Nathan Paull of the Townsville Bulletin reports the Labor preselection for Herbert will be determined in the normal fashion, by a ballot divided between rank-and-file members and a central electoral committee, apparently following the intervention of Right faction powerbroker Bill Ludwig. This comes as a blow to former mayor Tony Mooney, who has the backing of the Prime Minister and was looking set to take the position on the intervention of the national executive. Emma Chalmers of the Courier-Mail reports Townsville councillor Jenny Hill is believed to have more backers in the local party than Mooney. John Anderson of the Townsville Bulletin reports that the Left has been directed (by whom he does not say) to fall in behind Mooney, despite the faction’s long-standing antagonism towards him. The candidate from 2007, local McDonald’s franchisor George Colbran, is yet to decide whether to nominate.
The Whitsunday Times reports former Whitsunday Shire councillor Louise Mahony has expressed an interest in Labor preselection for Dawson, which James Bidgood is vacating after one term as member for health reasons. Whitsunday Regional Mayor Mike Brunker has ruled himself out. The Liberal National Party endorsed Mackay regional councillor George Christensen in November.
An LNP insider tells Russel Guse of the Central Telegraph that Ken O’Dowd, owner of Busteed Building Supplies in Gladstone, is expected to be a candidate for preselection in Flynn, following the withdrawal last month of Colin Bourke for personal reasons.
Emma Chalmers of the Courier-Mail reports Labor preselection in Ryan loom as a contest between Steven Miles and Martin Hanson of the Right, the latter being favoured by Rudd but the former apparently having the edge in the branches.
From the Australian Capital Territory:
James Massola of the Canberra Times rpeorts Jenny Hargreaves, a public servant with the Australian Institute of Health and Welfare and wife of former ACT minister John Hargreaves, is considered likely to win the Centre Coalition faction’s endorsement for Labor preselection in Canberra. His rivals are Michael Cooney, chief-of-staff to ACT Education Minister Andrew Barr, and Gai Brodtmann, who runs communications firm Brodtmann & Uhlmann Communications and is married to ABC reporter Chris Uhlmann. Massola says Hargreaves is a friend of the present incumbent, Annette Ellis, and is believed to be close to securing her endorsement. CFMEU industrial officer Louise Crossman has won the endorsement from the Left, and David Garner and Brendan Long are the main competitors for the endorsement of the Right, but it is the Centre Coalition which is believed likely to be decisive. Massola reports Hargreaves’ nomination points to a breakdown in relations between John Hargreaves and Andrew Barr, who are both figures in the Centre Coalition.
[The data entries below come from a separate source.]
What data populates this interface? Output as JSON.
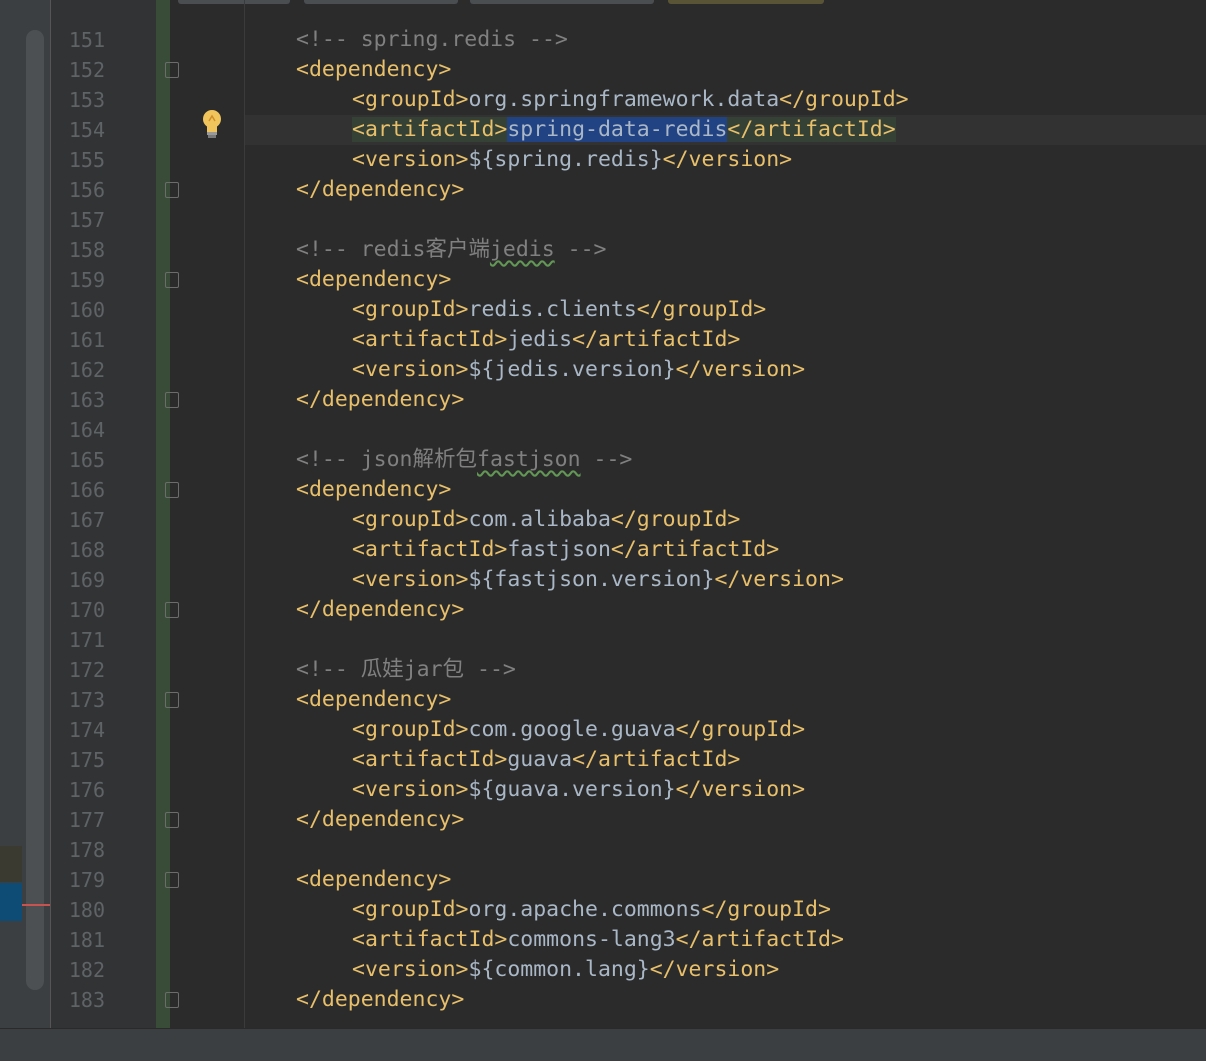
{
  "colors": {
    "background": "#2b2b2b",
    "gutter": "#313335",
    "tag": "#e8bf6a",
    "comment": "#808080",
    "text": "#a9b7c6",
    "selection": "#214283",
    "line_number": "#606366"
  },
  "line_numbers": [
    "151",
    "152",
    "153",
    "154",
    "155",
    "156",
    "157",
    "158",
    "159",
    "160",
    "161",
    "162",
    "163",
    "164",
    "165",
    "166",
    "167",
    "168",
    "169",
    "170",
    "171",
    "172",
    "173",
    "174",
    "175",
    "176",
    "177",
    "178",
    "179",
    "180",
    "181",
    "182",
    "183"
  ],
  "code": {
    "c151": "<!-- spring.redis -->",
    "d_open": "<dependency>",
    "d_close": "</dependency>",
    "g_open": "<groupId>",
    "g_close": "</groupId>",
    "a_open": "<artifactId>",
    "a_close": "</artifactId>",
    "v_open": "<version>",
    "v_close": "</version>",
    "g153": "org.springframework.data",
    "a154": "spring-data-redis",
    "v155": "${spring.redis}",
    "c158_pre": "<!-- redis客户端",
    "c158_word": "jedis",
    "c158_post": " -->",
    "g160": "redis.clients",
    "a161": "jedis",
    "v162": "${jedis.version}",
    "c165_pre": "<!-- json解析包",
    "c165_word": "fastjson",
    "c165_post": " -->",
    "g167": "com.alibaba",
    "a168": "fastjson",
    "v169": "${fastjson.version}",
    "c172": "<!-- 瓜娃jar包 -->",
    "g174": "com.google.guava",
    "a175": "guava",
    "v176": "${guava.version}",
    "g180": "org.apache.commons",
    "a181": "commons-lang3",
    "v182": "${common.lang}"
  },
  "icons": {
    "intention": "lightbulb-icon",
    "fold": "fold-marker-icon"
  }
}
In the ACT’s other seat of Fraser, to be vacated by Bob McMullan, Nick Martin is said to be the favourite after winning endorsement from the Left; George Williams has the backing of Labor Unity (not to mention Malcolm Fraser); and David Peebles and Chris Sant are the front-runners for the Centre Coalition. The preselection for both seats is likely to be determined in late April.
After a traumatic final term in parliament, ALP Victorian upper house member for Northern Metropolitan Theo Theophanous has made a surprise decision to quit parliament nine months before the election. His vacancy will be filled by Nathan Murphy, plumbers’ union official and ally of Bill Shorten, who had already been preselected for the election.